▸ Work to be completed
Output each record exactly, excluding pictures.

[Web page and app entries]
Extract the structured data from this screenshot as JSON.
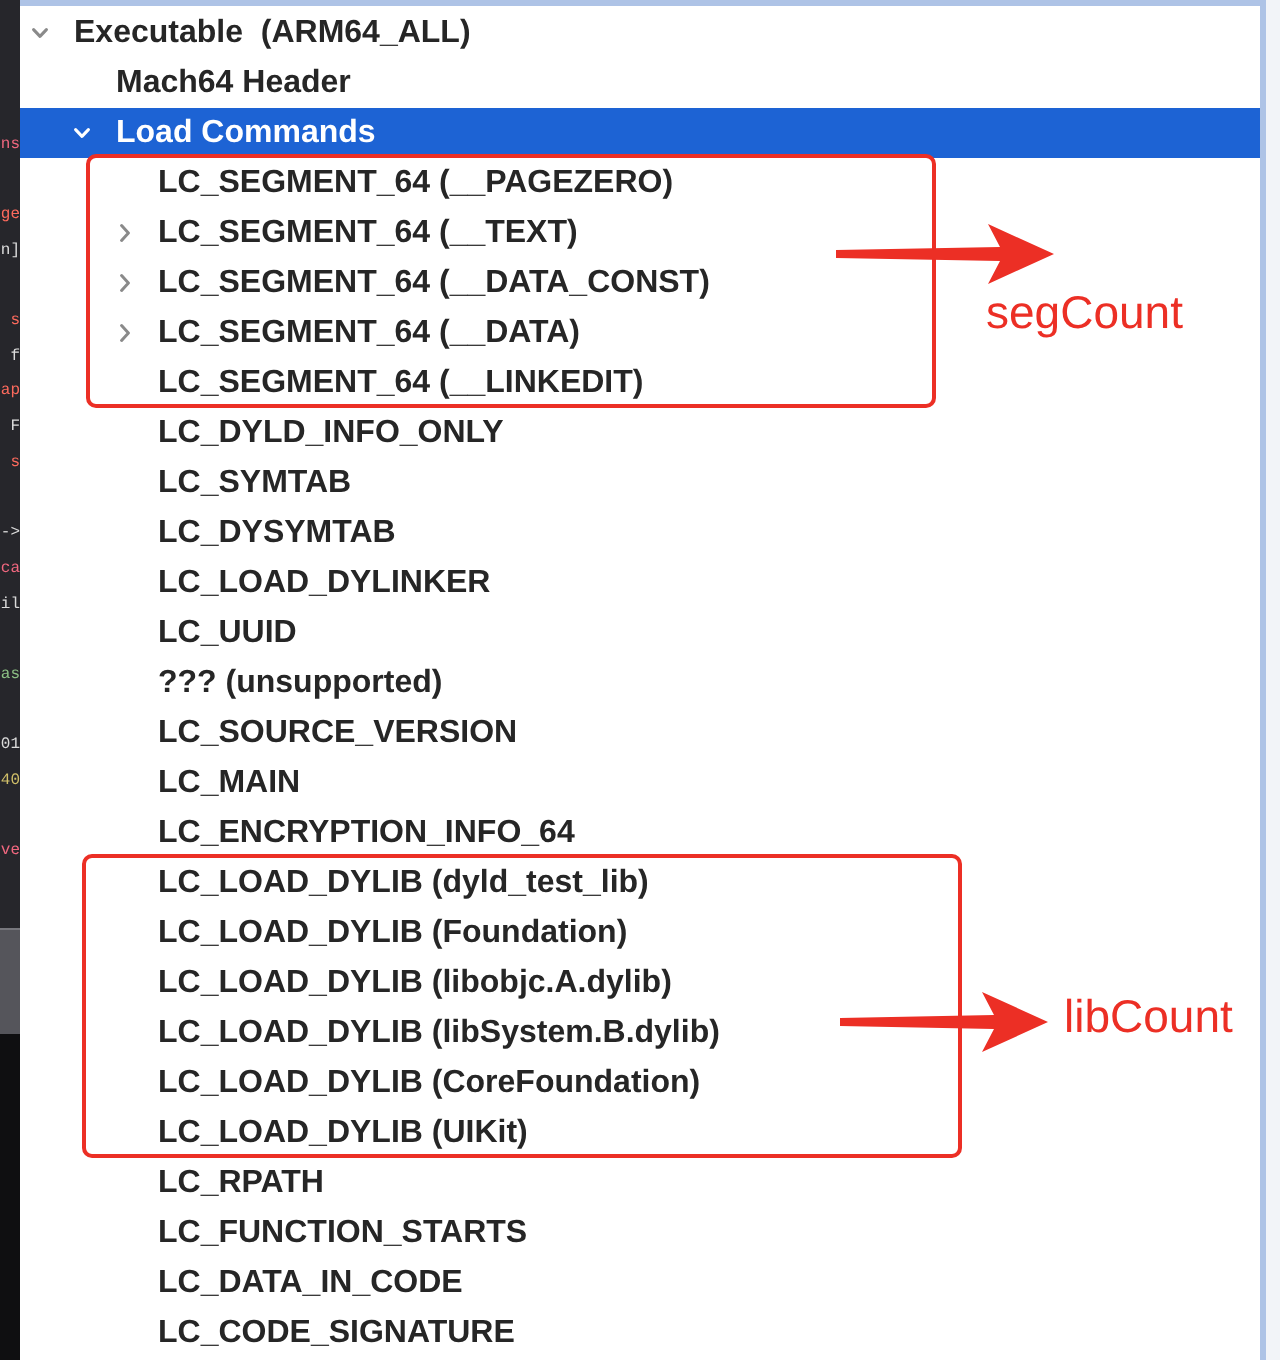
{
  "code_editor": {
    "fragments": [
      {
        "text": "ns",
        "color": "#f0677f"
      },
      {
        "text": "ge",
        "color": "#fc6a5d"
      },
      {
        "text": "n]",
        "color": "#dcdcdc"
      },
      {
        "text": "s",
        "color": "#fc6a5d"
      },
      {
        "text": "f",
        "color": "#dcdcdc"
      },
      {
        "text": "ap",
        "color": "#fc6a5d"
      },
      {
        "text": "F",
        "color": "#dcdcdc"
      },
      {
        "text": "s",
        "color": "#fc6a5d"
      },
      {
        "text": "->",
        "color": "#dcdcdc"
      },
      {
        "text": "ca",
        "color": "#f0677f"
      },
      {
        "text": "il",
        "color": "#dcdcdc"
      },
      {
        "text": "as",
        "color": "#8cc084"
      },
      {
        "text": "01",
        "color": "#dcdcdc"
      },
      {
        "text": "40",
        "color": "#d0bf69"
      },
      {
        "text": "ve",
        "color": "#f0677f"
      }
    ]
  },
  "tree": [
    {
      "label": "Executable  (ARM64_ALL)",
      "expanded": true,
      "selected": false,
      "children": [
        {
          "label": "Mach64 Header",
          "selected": false
        },
        {
          "label": "Load Commands",
          "expanded": true,
          "selected": true,
          "children": [
            {
              "label": "LC_SEGMENT_64 (__PAGEZERO)",
              "selected": false,
              "boxed": true
            },
            {
              "label": "LC_SEGMENT_64 (__TEXT)",
              "expanded": false,
              "selected": false,
              "boxed": true
            },
            {
              "label": "LC_SEGMENT_64 (__DATA_CONST)",
              "expanded": false,
              "selected": false,
              "boxed": true
            },
            {
              "label": "LC_SEGMENT_64 (__DATA)",
              "expanded": false,
              "selected": false,
              "boxed": true
            },
            {
              "label": "LC_SEGMENT_64 (__LINKEDIT)",
              "selected": false,
              "boxed": true
            },
            {
              "label": "LC_DYLD_INFO_ONLY",
              "selected": false,
              "boxed": false
            },
            {
              "label": "LC_SYMTAB",
              "selected": false,
              "boxed": false
            },
            {
              "label": "LC_DYSYMTAB",
              "selected": false,
              "boxed": false
            },
            {
              "label": "LC_LOAD_DYLINKER",
              "selected": false,
              "boxed": false
            },
            {
              "label": "LC_UUID",
              "selected": false,
              "boxed": false
            },
            {
              "label": "??? (unsupported)",
              "selected": false,
              "boxed": false
            },
            {
              "label": "LC_SOURCE_VERSION",
              "selected": false,
              "boxed": false
            },
            {
              "label": "LC_MAIN",
              "selected": false,
              "boxed": false
            },
            {
              "label": "LC_ENCRYPTION_INFO_64",
              "selected": false,
              "boxed": false
            },
            {
              "label": "LC_LOAD_DYLIB (dyld_test_lib)",
              "selected": false,
              "boxed": true
            },
            {
              "label": "LC_LOAD_DYLIB (Foundation)",
              "selected": false,
              "boxed": true
            },
            {
              "label": "LC_LOAD_DYLIB (libobjc.A.dylib)",
              "selected": false,
              "boxed": true
            },
            {
              "label": "LC_LOAD_DYLIB (libSystem.B.dylib)",
              "selected": false,
              "boxed": true
            },
            {
              "label": "LC_LOAD_DYLIB (CoreFoundation)",
              "selected": false,
              "boxed": true
            },
            {
              "label": "LC_LOAD_DYLIB (UIKit)",
              "selected": false,
              "boxed": true
            },
            {
              "label": "LC_RPATH",
              "selected": false,
              "boxed": false
            },
            {
              "label": "LC_FUNCTION_STARTS",
              "selected": false,
              "boxed": false
            },
            {
              "label": "LC_DATA_IN_CODE",
              "selected": false,
              "boxed": false
            },
            {
              "label": "LC_CODE_SIGNATURE",
              "selected": false,
              "boxed": false
            }
          ]
        }
      ]
    }
  ],
  "annotations": [
    {
      "label": "segCount"
    },
    {
      "label": "libCount"
    }
  ]
}
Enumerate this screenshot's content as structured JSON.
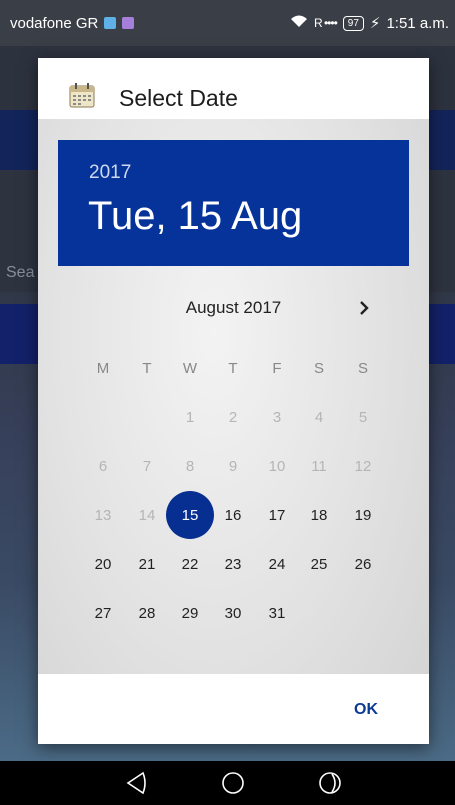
{
  "status_bar": {
    "carrier": "vodafone GR",
    "signal": "R ••••",
    "battery": "97",
    "time": "1:51 a.m."
  },
  "background": {
    "partial_text": "Sea"
  },
  "dialog": {
    "title": "Select Date",
    "year": "2017",
    "selected_date": "Tue, 15 Aug",
    "month_label": "August 2017",
    "weekdays": [
      "M",
      "T",
      "W",
      "T",
      "F",
      "S",
      "S"
    ],
    "days": [
      "1",
      "2",
      "3",
      "4",
      "5",
      "6",
      "7",
      "8",
      "9",
      "10",
      "11",
      "12",
      "13",
      "14",
      "15",
      "16",
      "17",
      "18",
      "19",
      "20",
      "21",
      "22",
      "23",
      "24",
      "25",
      "26",
      "27",
      "28",
      "29",
      "30",
      "31"
    ],
    "first_day_column": 2,
    "last_disabled_day": 14,
    "selected_day": 15,
    "ok_label": "OK"
  },
  "colors": {
    "accent": "#06339a",
    "selected": "#072f91",
    "ok": "#0b3a93"
  },
  "icons": {
    "calendar": "calendar-icon",
    "next": "chevron-right-icon"
  }
}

▸ Written response
Extract the structured data from this screenshot as JSON.
{
  "code_editor": {
    "fragments": [
      {
        "text": "ns",
        "color": "#f0677f"
      },
      {
        "text": "ge",
        "color": "#fc6a5d"
      },
      {
        "text": "n]",
        "color": "#dcdcdc"
      },
      {
        "text": "s",
        "color": "#fc6a5d"
      },
      {
        "text": "f",
        "color": "#dcdcdc"
      },
      {
        "text": "ap",
        "color": "#fc6a5d"
      },
      {
        "text": "F",
        "color": "#dcdcdc"
      },
      {
        "text": "s",
        "color": "#fc6a5d"
      },
      {
        "text": "->",
        "color": "#dcdcdc"
      },
      {
        "text": "ca",
        "color": "#f0677f"
      },
      {
        "text": "il",
        "color": "#dcdcdc"
      },
      {
        "text": "as",
        "color": "#8cc084"
      },
      {
        "text": "01",
        "color": "#dcdcdc"
      },
      {
        "text": "40",
        "color": "#d0bf69"
      },
      {
        "text": "ve",
        "color": "#f0677f"
      }
    ]
  },
  "tree": [
    {
      "label": "Executable  (ARM64_ALL)",
      "expanded": true,
      "selected": false,
      "children": [
        {
          "label": "Mach64 Header",
          "selected": false
        },
        {
          "label": "Load Commands",
          "expanded": true,
          "selected": true,
          "children": [
            {
              "label": "LC_SEGMENT_64 (__PAGEZERO)",
              "selected": false,
              "boxed": true
            },
            {
              "label": "LC_SEGMENT_64 (__TEXT)",
              "expanded": false,
              "selected": false,
              "boxed": true
            },
            {
              "label": "LC_SEGMENT_64 (__DATA_CONST)",
              "expanded": false,
              "selected": false,
              "boxed": true
            },
            {
              "label": "LC_SEGMENT_64 (__DATA)",
              "expanded": false,
              "selected": false,
              "boxed": true
            },
            {
              "label": "LC_SEGMENT_64 (__LINKEDIT)",
              "selected": false,
              "boxed": true
            },
            {
              "label": "LC_DYLD_INFO_ONLY",
              "selected": false,
              "boxed": false
            },
            {
              "label": "LC_SYMTAB",
              "selected": false,
              "boxed": false
            },
            {
              "label": "LC_DYSYMTAB",
              "selected": false,
              "boxed": false
            },
            {
              "label": "LC_LOAD_DYLINKER",
              "selected": false,
              "boxed": false
            },
            {
              "label": "LC_UUID",
              "selected": false,
              "boxed": false
            },
            {
              "label": "??? (unsupported)",
              "selected": false,
              "boxed": false
            },
            {
              "label": "LC_SOURCE_VERSION",
              "selected": false,
              "boxed": false
            },
            {
              "label": "LC_MAIN",
              "selected": false,
              "boxed": false
            },
            {
              "label": "LC_ENCRYPTION_INFO_64",
              "selected": false,
              "boxed": false
            },
            {
              "label": "LC_LOAD_DYLIB (dyld_test_lib)",
              "selected": false,
              "boxed": true
            },
            {
              "label": "LC_LOAD_DYLIB (Foundation)",
              "selected": false,
              "boxed": true
            },
            {
              "label": "LC_LOAD_DYLIB (libobjc.A.dylib)",
              "selected": false,
              "boxed": true
            },
            {
              "label": "LC_LOAD_DYLIB (libSystem.B.dylib)",
              "selected": false,
              "boxed": true
            },
            {
              "label": "LC_LOAD_DYLIB (CoreFoundation)",
              "selected": false,
              "boxed": true
            },
            {
              "label": "LC_LOAD_DYLIB (UIKit)",
              "selected": false,
              "boxed": true
            },
            {
              "label": "LC_RPATH",
              "selected": false,
              "boxed": false
            },
            {
              "label": "LC_FUNCTION_STARTS",
              "selected": false,
              "boxed": false
            },
            {
              "label": "LC_DATA_IN_CODE",
              "selected": false,
              "boxed": false
            },
            {
              "label": "LC_CODE_SIGNATURE",
              "selected": false,
              "boxed": false
            }
          ]
        }
      ]
    }
  ],
  "annotations": [
    {
      "label": "segCount"
    },
    {
      "label": "libCount"
    }
  ]
}
Enumerate this screenshot's content as structured JSON.
{
  "status_bar": {
    "carrier": "vodafone GR",
    "signal": "R ••••",
    "battery": "97",
    "time": "1:51 a.m."
  },
  "background": {
    "partial_text": "Sea"
  },
  "dialog": {
    "title": "Select Date",
    "year": "2017",
    "selected_date": "Tue, 15 Aug",
    "month_label": "August 2017",
    "weekdays": [
      "M",
      "T",
      "W",
      "T",
      "F",
      "S",
      "S"
    ],
    "days": [
      "1",
      "2",
      "3",
      "4",
      "5",
      "6",
      "7",
      "8",
      "9",
      "10",
      "11",
      "12",
      "13",
      "14",
      "15",
      "16",
      "17",
      "18",
      "19",
      "20",
      "21",
      "22",
      "23",
      "24",
      "25",
      "26",
      "27",
      "28",
      "29",
      "30",
      "31"
    ],
    "first_day_column": 2,
    "last_disabled_day": 14,
    "selected_day": 15,
    "ok_label": "OK"
  },
  "colors": {
    "accent": "#06339a",
    "selected": "#072f91",
    "ok": "#0b3a93"
  },
  "icons": {
    "calendar": "calendar-icon",
    "next": "chevron-right-icon"
  }
}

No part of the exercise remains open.